An "irreplaceable" photographic record of Exeter is in danger of being broken up unless it can be preserved and found a new home, says its owner.
Author and photographer Peter Thomas, 66, owns 60,000 images, some of them dating back more than 100 years.
He is hoping a former bus station in the city could be used to house the collection.
The city council said it advised Mr Thomas to reach an agreement with the site's developer and owner.
The archive, which includes 42,000 negatives, needs to be digitised to save it for posterity, said Mr Thomas who has spent nearly 40 years putting it together.
He believes a purpose-built home for the collection would become a major tourist attraction.

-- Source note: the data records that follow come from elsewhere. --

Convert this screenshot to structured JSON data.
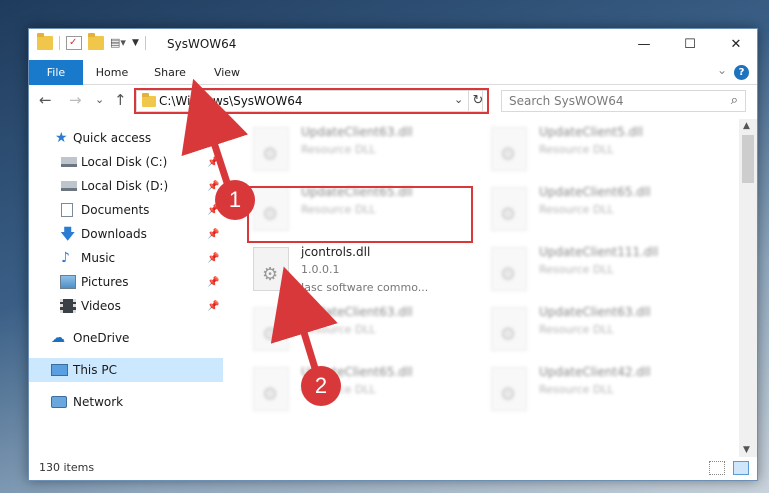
{
  "window": {
    "title": "SysWOW64",
    "minimize": "—",
    "maximize": "☐",
    "close": "✕"
  },
  "ribbon": {
    "tabs": [
      "File",
      "Home",
      "Share",
      "View"
    ],
    "help": "?",
    "collapse": "⌄"
  },
  "nav": {
    "back": "←",
    "forward": "→",
    "recent": "⌄",
    "up": "↑",
    "address": "C:\\Windows\\SysWOW64",
    "address_dropdown": "⌄",
    "refresh": "↻",
    "search_placeholder": "Search SysWOW64",
    "search_icon": "⌕"
  },
  "sidebar": {
    "items": [
      {
        "label": "Quick access",
        "icon": "star-icon",
        "pinned": false
      },
      {
        "label": "Local Disk (C:)",
        "icon": "drive-icon",
        "pinned": true
      },
      {
        "label": "Local Disk (D:)",
        "icon": "drive-icon",
        "pinned": true
      },
      {
        "label": "Documents",
        "icon": "documents-icon",
        "pinned": true
      },
      {
        "label": "Downloads",
        "icon": "download-icon",
        "pinned": true
      },
      {
        "label": "Music",
        "icon": "music-icon",
        "pinned": true
      },
      {
        "label": "Pictures",
        "icon": "pictures-icon",
        "pinned": true
      },
      {
        "label": "Videos",
        "icon": "videos-icon",
        "pinned": true
      },
      {
        "label": "OneDrive",
        "icon": "cloud-icon",
        "pinned": false
      },
      {
        "label": "This PC",
        "icon": "computer-icon",
        "pinned": false
      },
      {
        "label": "Network",
        "icon": "network-icon",
        "pinned": false
      }
    ],
    "pin_glyph": "📌"
  },
  "files": {
    "focus": {
      "name": "jcontrols.dll",
      "version": "1.0.0.1",
      "description": "Jasc software commo..."
    },
    "background": [
      {
        "name": "UpdateClient63.dll",
        "type": "Resource DLL"
      },
      {
        "name": "UpdateClient5.dll",
        "type": "Resource DLL"
      },
      {
        "name": "UpdateClient65.dll",
        "type": "Resource DLL"
      },
      {
        "name": "UpdateClient65.dll",
        "type": "Resource DLL"
      },
      {
        "name": "UpdateClient111.dll",
        "type": "Resource DLL"
      },
      {
        "name": "UpdateClient63.dll",
        "type": "Resource DLL"
      },
      {
        "name": "UpdateClient63.dll",
        "type": "Resource DLL"
      },
      {
        "name": "UpdateClient65.dll",
        "type": "Resource DLL"
      },
      {
        "name": "UpdateClient42.dll",
        "type": "Resource DLL"
      }
    ]
  },
  "status": {
    "item_count": "130 items"
  },
  "annotations": {
    "step1": "1",
    "step2": "2",
    "color": "#d9383a"
  }
}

"The most important thing about an archive like this is that the public must have an opportunity to see it," he said. "There's no point having them tucked away."
The collection includes images of Exeter being bombed during World War Two and of King George VI and the Queen Mother, the Duke and Duchess of Clarence, on honeymoon in 1923.
Mr Thomas has proposed to the council and property developers that a former bus station in the city centre could be developed into a tourist centre which could house the collection.
He added: "There might come a time when I would have to make a decision, a sad one, when I might have to split the collection up and sell it bit by bit. A huge loss for Exeter."
A city council spokesman said they were aware of the outline proposal but "it was made clear to Peter that if the attraction was to form part of the bus and coach station redevelopment he would have to reach agreement with the property developer and owner".
- 11 December 2013
- 7 January 2013